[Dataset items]

▼▼▼

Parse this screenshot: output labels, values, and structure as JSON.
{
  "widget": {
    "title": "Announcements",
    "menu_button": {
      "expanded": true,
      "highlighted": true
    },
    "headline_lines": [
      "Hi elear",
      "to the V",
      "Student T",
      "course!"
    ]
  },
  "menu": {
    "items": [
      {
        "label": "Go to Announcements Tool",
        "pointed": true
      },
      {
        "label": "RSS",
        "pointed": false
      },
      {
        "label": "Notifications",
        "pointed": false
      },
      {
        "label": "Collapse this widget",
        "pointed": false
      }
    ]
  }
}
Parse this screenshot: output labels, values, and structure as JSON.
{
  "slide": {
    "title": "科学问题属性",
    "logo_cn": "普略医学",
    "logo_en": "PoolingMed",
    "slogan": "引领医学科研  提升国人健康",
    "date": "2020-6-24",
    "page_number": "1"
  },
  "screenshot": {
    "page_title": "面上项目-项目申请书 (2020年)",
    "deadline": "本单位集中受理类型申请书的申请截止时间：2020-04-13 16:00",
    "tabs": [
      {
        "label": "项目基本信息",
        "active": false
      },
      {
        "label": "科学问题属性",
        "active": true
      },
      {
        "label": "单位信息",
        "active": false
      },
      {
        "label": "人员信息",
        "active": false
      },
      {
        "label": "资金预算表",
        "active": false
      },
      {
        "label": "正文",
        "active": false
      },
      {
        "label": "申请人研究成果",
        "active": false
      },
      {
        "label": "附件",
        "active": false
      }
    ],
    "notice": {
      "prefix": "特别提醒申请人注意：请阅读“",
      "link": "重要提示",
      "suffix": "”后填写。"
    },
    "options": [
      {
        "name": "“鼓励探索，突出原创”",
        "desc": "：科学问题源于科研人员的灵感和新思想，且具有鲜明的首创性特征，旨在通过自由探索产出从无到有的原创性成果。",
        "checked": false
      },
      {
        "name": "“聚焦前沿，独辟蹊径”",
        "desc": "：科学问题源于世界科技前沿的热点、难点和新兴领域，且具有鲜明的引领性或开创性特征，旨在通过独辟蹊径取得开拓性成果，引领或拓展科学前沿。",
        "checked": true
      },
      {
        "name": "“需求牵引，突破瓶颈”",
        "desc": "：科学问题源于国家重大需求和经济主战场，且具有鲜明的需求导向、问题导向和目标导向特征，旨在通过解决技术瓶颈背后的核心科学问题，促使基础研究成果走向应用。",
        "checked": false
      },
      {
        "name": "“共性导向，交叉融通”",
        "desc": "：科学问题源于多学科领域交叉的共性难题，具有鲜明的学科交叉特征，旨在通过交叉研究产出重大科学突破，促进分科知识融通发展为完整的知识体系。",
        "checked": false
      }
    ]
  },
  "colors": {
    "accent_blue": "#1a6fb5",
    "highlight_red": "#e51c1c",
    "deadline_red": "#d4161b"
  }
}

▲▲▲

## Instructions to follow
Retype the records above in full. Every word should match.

## Result of this exercise
Parse this screenshot: output labels, values, and structure as JSON.
{
  "widget": {
    "title": "Announcements",
    "menu_button": {
      "expanded": true,
      "highlighted": true
    },
    "headline_lines": [
      "Hi elear",
      "to the V",
      "Student T",
      "course!"
    ]
  },
  "menu": {
    "items": [
      {
        "label": "Go to Announcements Tool",
        "pointed": true
      },
      {
        "label": "RSS",
        "pointed": false
      },
      {
        "label": "Notifications",
        "pointed": false
      },
      {
        "label": "Collapse this widget",
        "pointed": false
      }
    ]
  }
}
Parse this screenshot: output labels, values, and structure as JSON.
{
  "slide": {
    "title": "科学问题属性",
    "logo_cn": "普略医学",
    "logo_en": "PoolingMed",
    "slogan": "引领医学科研  提升国人健康",
    "date": "2020-6-24",
    "page_number": "1"
  },
  "screenshot": {
    "page_title": "面上项目-项目申请书 (2020年)",
    "deadline": "本单位集中受理类型申请书的申请截止时间：2020-04-13 16:00",
    "tabs": [
      {
        "label": "项目基本信息",
        "active": false
      },
      {
        "label": "科学问题属性",
        "active": true
      },
      {
        "label": "单位信息",
        "active": false
      },
      {
        "label": "人员信息",
        "active": false
      },
      {
        "label": "资金预算表",
        "active": false
      },
      {
        "label": "正文",
        "active": false
      },
      {
        "label": "申请人研究成果",
        "active": false
      },
      {
        "label": "附件",
        "active": false
      }
    ],
    "notice": {
      "prefix": "特别提醒申请人注意：请阅读“",
      "link": "重要提示",
      "suffix": "”后填写。"
    },
    "options": [
      {
        "name": "“鼓励探索，突出原创”",
        "desc": "：科学问题源于科研人员的灵感和新思想，且具有鲜明的首创性特征，旨在通过自由探索产出从无到有的原创性成果。",
        "checked": false
      },
      {
        "name": "“聚焦前沿，独辟蹊径”",
        "desc": "：科学问题源于世界科技前沿的热点、难点和新兴领域，且具有鲜明的引领性或开创性特征，旨在通过独辟蹊径取得开拓性成果，引领或拓展科学前沿。",
        "checked": true
      },
      {
        "name": "“需求牵引，突破瓶颈”",
        "desc": "：科学问题源于国家重大需求和经济主战场，且具有鲜明的需求导向、问题导向和目标导向特征，旨在通过解决技术瓶颈背后的核心科学问题，促使基础研究成果走向应用。",
        "checked": false
      },
      {
        "name": "“共性导向，交叉融通”",
        "desc": "：科学问题源于多学科领域交叉的共性难题，具有鲜明的学科交叉特征，旨在通过交叉研究产出重大科学突破，促进分科知识融通发展为完整的知识体系。",
        "checked": false
      }
    ]
  },
  "colors": {
    "accent_blue": "#1a6fb5",
    "highlight_red": "#e51c1c",
    "deadline_red": "#d4161b"
  }
}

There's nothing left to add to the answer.